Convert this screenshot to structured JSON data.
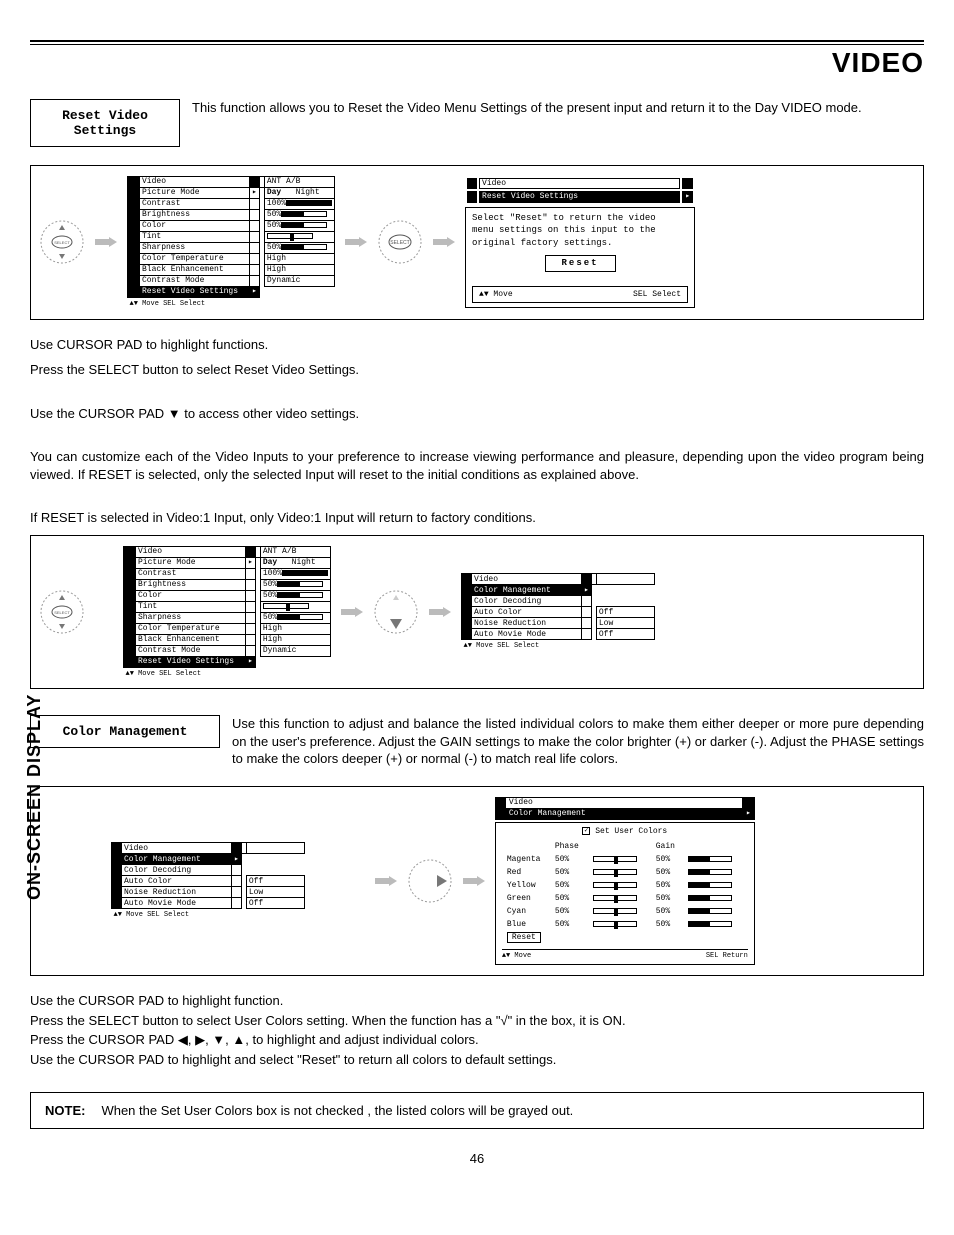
{
  "page": {
    "title": "VIDEO",
    "sidebar": "ON-SCREEN DISPLAY",
    "number": "46"
  },
  "section1": {
    "heading": "Reset Video\nSettings",
    "intro": "This function allows you to Reset the Video Menu Settings of the present input and return it to the Day VIDEO mode.",
    "body": [
      "Use CURSOR PAD to highlight functions.",
      "Press the SELECT button to select Reset Video Settings.",
      "",
      "Use the CURSOR PAD ▼ to access other video settings.",
      "",
      "You can customize each of the Video Inputs to your preference to increase viewing performance and pleasure, depending upon the video program being viewed. If RESET is selected, only the selected Input will reset to the initial conditions as explained above.",
      "",
      "If RESET is selected in Video:1 Input, only Video:1 Input will return to factory conditions."
    ]
  },
  "osd_video": {
    "title": "Video",
    "input": "ANT A/B",
    "rows": [
      {
        "label": "Picture Mode",
        "value": "Day",
        "value2": "Night",
        "type": "text2"
      },
      {
        "label": "Contrast",
        "value": "100%",
        "type": "bar",
        "pct": 100
      },
      {
        "label": "Brightness",
        "value": "50%",
        "type": "bar",
        "pct": 50
      },
      {
        "label": "Color",
        "value": "50%",
        "type": "bar",
        "pct": 50
      },
      {
        "label": "Tint",
        "value": "",
        "type": "slider",
        "pos": 50
      },
      {
        "label": "Sharpness",
        "value": "50%",
        "type": "bar",
        "pct": 50
      },
      {
        "label": "Color Temperature",
        "value": "High",
        "type": "text"
      },
      {
        "label": "Black Enhancement",
        "value": "High",
        "type": "text"
      },
      {
        "label": "Contrast Mode",
        "value": "Dynamic",
        "type": "text"
      },
      {
        "label": "Reset Video Settings",
        "value": "",
        "type": "hl"
      }
    ],
    "footer": "▲▼ Move  SEL Select"
  },
  "osd_reset": {
    "title": "Video",
    "sub": "Reset Video Settings",
    "msg1": "Select \"Reset\" to return the video",
    "msg2": "menu settings on this input to the",
    "msg3": "original factory settings.",
    "button": "Reset",
    "foot_left": "▲▼ Move",
    "foot_right": "SEL Select"
  },
  "osd_video2": {
    "title": "Video",
    "rows": [
      {
        "label": "Color Management",
        "hl": true,
        "arrow": true
      },
      {
        "label": "Color Decoding"
      },
      {
        "label": "Auto Color",
        "value": "Off",
        "box": true
      },
      {
        "label": "Noise Reduction",
        "value": "Low",
        "box": true
      },
      {
        "label": "Auto Movie Mode",
        "value": "Off",
        "box": true
      }
    ],
    "footer": "▲▼ Move  SEL Select"
  },
  "section2": {
    "heading": "Color Management",
    "intro": "Use this function to adjust and balance the listed individual colors to make them either deeper or more pure depending on the user's preference.  Adjust the GAIN settings to make the color brighter (+) or darker (-).  Adjust the PHASE settings to make the colors deeper (+) or normal (-) to match real life colors.",
    "body": [
      "Use the CURSOR PAD to highlight function.",
      "Press the SELECT button to select User Colors setting.  When the function has a \"√\" in the box, it is ON.",
      "Press  the CURSOR PAD ◀, ▶, ▼, ▲, to highlight and adjust individual colors.",
      "Use  the CURSOR PAD to highlight and select \"Reset\" to return all colors to default settings."
    ]
  },
  "osd_cm": {
    "title": "Video",
    "sub": "Color Management",
    "check_label": "Set User Colors",
    "col1": "Phase",
    "col2": "Gain",
    "rows": [
      {
        "name": "Magenta",
        "phase": "50%",
        "gain": "50%"
      },
      {
        "name": "Red",
        "phase": "50%",
        "gain": "50%"
      },
      {
        "name": "Yellow",
        "phase": "50%",
        "gain": "50%"
      },
      {
        "name": "Green",
        "phase": "50%",
        "gain": "50%"
      },
      {
        "name": "Cyan",
        "phase": "50%",
        "gain": "50%"
      },
      {
        "name": "Blue",
        "phase": "50%",
        "gain": "50%"
      }
    ],
    "reset": "Reset",
    "foot_left": "▲▼ Move",
    "foot_right": "SEL Return"
  },
  "note": {
    "label": "NOTE:",
    "text": "When the Set User Colors box is not checked , the listed colors will be grayed out."
  }
}
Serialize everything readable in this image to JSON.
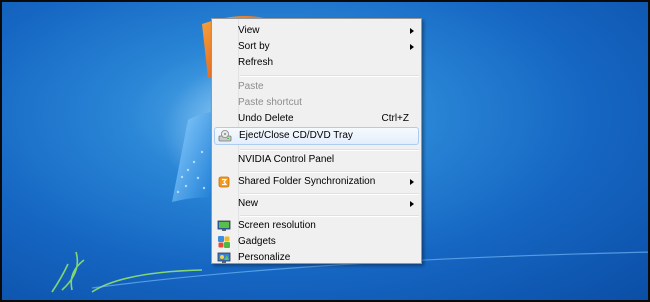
{
  "context_menu": {
    "items": [
      {
        "label": "View",
        "submenu": true
      },
      {
        "label": "Sort by",
        "submenu": true
      },
      {
        "label": "Refresh"
      },
      {
        "label": "Paste",
        "disabled": true
      },
      {
        "label": "Paste shortcut",
        "disabled": true
      },
      {
        "label": "Undo Delete",
        "shortcut": "Ctrl+Z"
      },
      {
        "label": "Eject/Close CD/DVD Tray",
        "icon": "cd-drive-icon",
        "highlighted": true
      },
      {
        "label": "NVIDIA Control Panel"
      },
      {
        "label": "Shared Folder Synchronization",
        "icon": "sync-icon",
        "submenu": true
      },
      {
        "label": "New",
        "submenu": true
      },
      {
        "label": "Screen resolution",
        "icon": "display-icon"
      },
      {
        "label": "Gadgets",
        "icon": "gadgets-icon"
      },
      {
        "label": "Personalize",
        "icon": "personalize-icon"
      }
    ]
  },
  "colors": {
    "desktop": "#1566c2",
    "menu_background": "#f0f0f0",
    "highlight_border": "#aecbf0",
    "disabled_text": "#8d8d8d"
  }
}
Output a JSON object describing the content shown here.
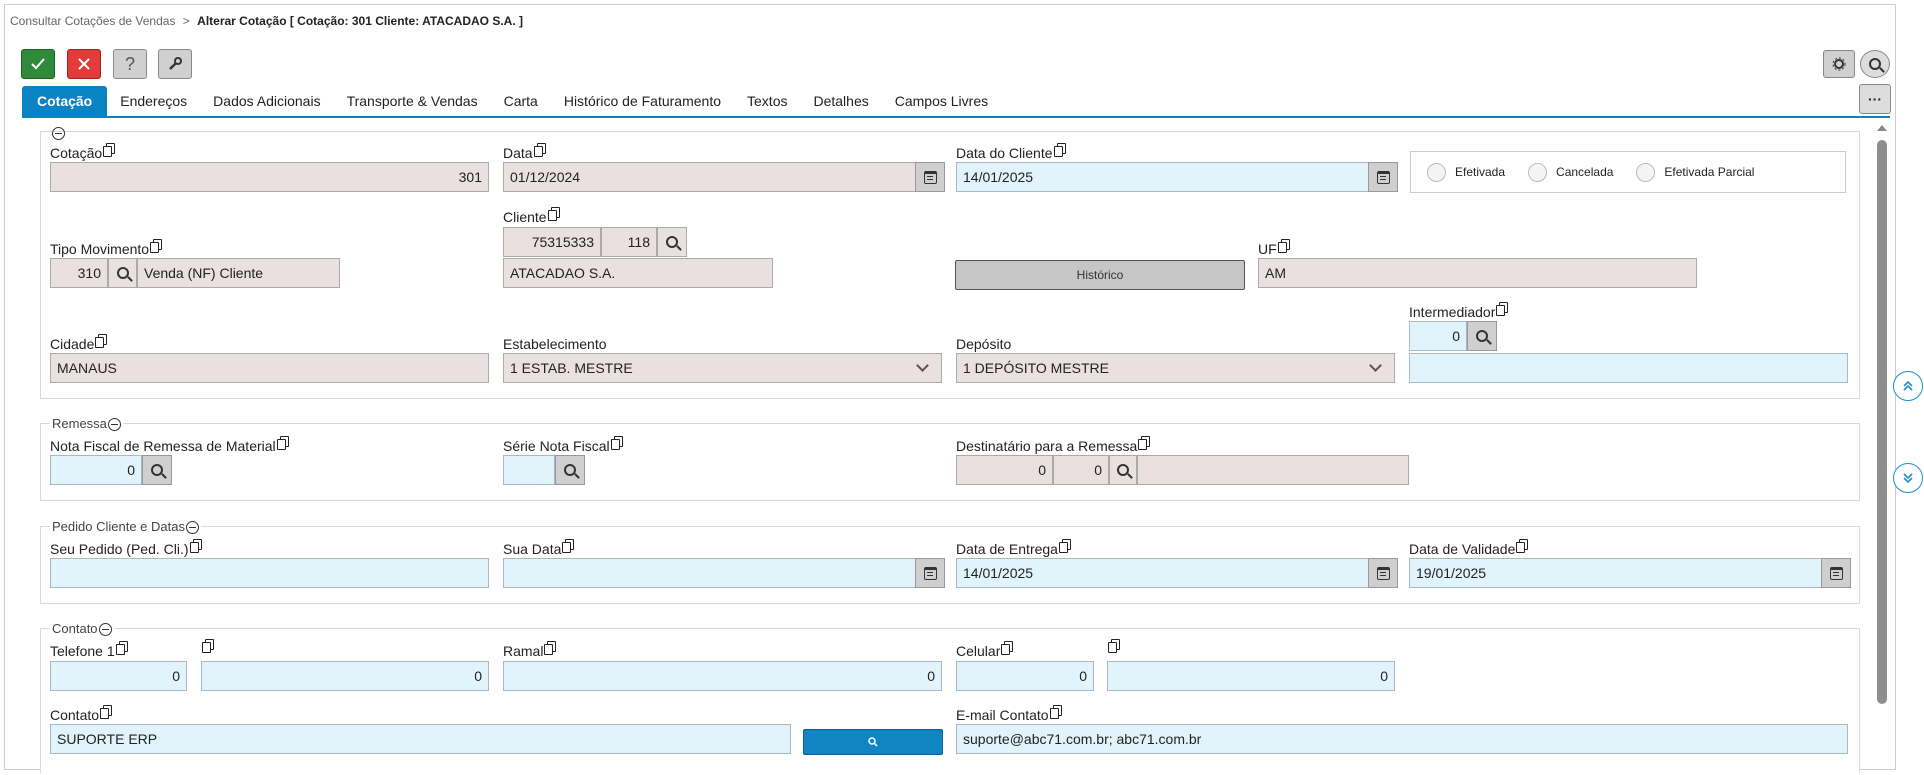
{
  "breadcrumb": {
    "parent": "Consultar Cotações de Vendas",
    "separator": ">",
    "current": "Alterar Cotação [ Cotação: 301 Cliente: ATACADAO S.A. ]"
  },
  "toolbar": {
    "confirm_icon": "check-icon",
    "cancel_icon": "close-icon",
    "help_label": "?",
    "tools_icon": "wrench-icon",
    "settings_icon": "gear-icon",
    "search_icon": "search-icon",
    "more_label": "···"
  },
  "tabs": [
    "Cotação",
    "Endereços",
    "Dados Adicionais",
    "Transporte & Vendas",
    "Carta",
    "Histórico de Faturamento",
    "Textos",
    "Detalhes",
    "Campos Livres"
  ],
  "main": {
    "cotacao_label": "Cotação",
    "cotacao_value": "301",
    "data_label": "Data",
    "data_value": "01/12/2024",
    "data_cliente_label": "Data do Cliente",
    "data_cliente_value": "14/01/2025",
    "status_options": [
      "Efetivada",
      "Cancelada",
      "Efetivada Parcial"
    ],
    "tipo_mov_label": "Tipo Movimento",
    "tipo_mov_code": "310",
    "tipo_mov_desc": "Venda (NF) Cliente",
    "cliente_label": "Cliente",
    "cliente_code": "75315333",
    "cliente_sub": "118",
    "cliente_name": "ATACADAO S.A.",
    "historico_label": "Histórico",
    "uf_label": "UF",
    "uf_value": "AM",
    "cidade_label": "Cidade",
    "cidade_value": "MANAUS",
    "estab_label": "Estabelecimento",
    "estab_value": "1 ESTAB. MESTRE",
    "deposito_label": "Depósito",
    "deposito_value": "1 DEPÓSITO MESTRE",
    "intermed_label": "Intermediador",
    "intermed_value": "0",
    "intermed_desc": ""
  },
  "remessa": {
    "title": "Remessa",
    "nf_label": "Nota Fiscal de Remessa de Material",
    "nf_value": "0",
    "serie_label": "Série Nota Fiscal",
    "serie_value": "",
    "dest_label": "Destinatário para a Remessa",
    "dest_code1": "0",
    "dest_code2": "0",
    "dest_name": ""
  },
  "pedido": {
    "title": "Pedido Cliente e Datas",
    "seu_pedido_label": "Seu Pedido (Ped. Cli.)",
    "seu_pedido_value": "",
    "sua_data_label": "Sua Data",
    "sua_data_value": "",
    "entrega_label": "Data de Entrega",
    "entrega_value": "14/01/2025",
    "validade_label": "Data de Validade",
    "validade_value": "19/01/2025"
  },
  "contato": {
    "title": "Contato",
    "tel1_label": "Telefone 1",
    "tel1_ddd": "0",
    "tel1_num": "0",
    "ramal_label": "Ramal",
    "ramal_value": "0",
    "celular_label": "Celular",
    "cel_ddd": "0",
    "cel_num": "0",
    "contato_label": "Contato",
    "contato_value": "SUPORTE ERP",
    "email_label": "E-mail Contato",
    "email_value": "suporte@abc71.com.br; abc71.com.br"
  },
  "colors": {
    "accent": "#0a83c4",
    "confirm": "#2f8a3a",
    "cancel": "#e23b3b",
    "readonly": "#ebe0e0",
    "editable": "#e1f4fb"
  }
}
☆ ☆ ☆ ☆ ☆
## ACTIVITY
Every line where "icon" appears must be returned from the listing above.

## RESULT
        "icon": "cd-drive-icon",
        "icon": "sync-icon",
        "icon": "display-icon"
        "icon": "gadgets-icon"
        "icon": "personalize-icon"
    "confirm_icon": "check-icon",
    "cancel_icon": "close-icon",
    "tools_icon": "wrench-icon",
    "settings_icon": "gear-icon",
    "search_icon": "search-icon",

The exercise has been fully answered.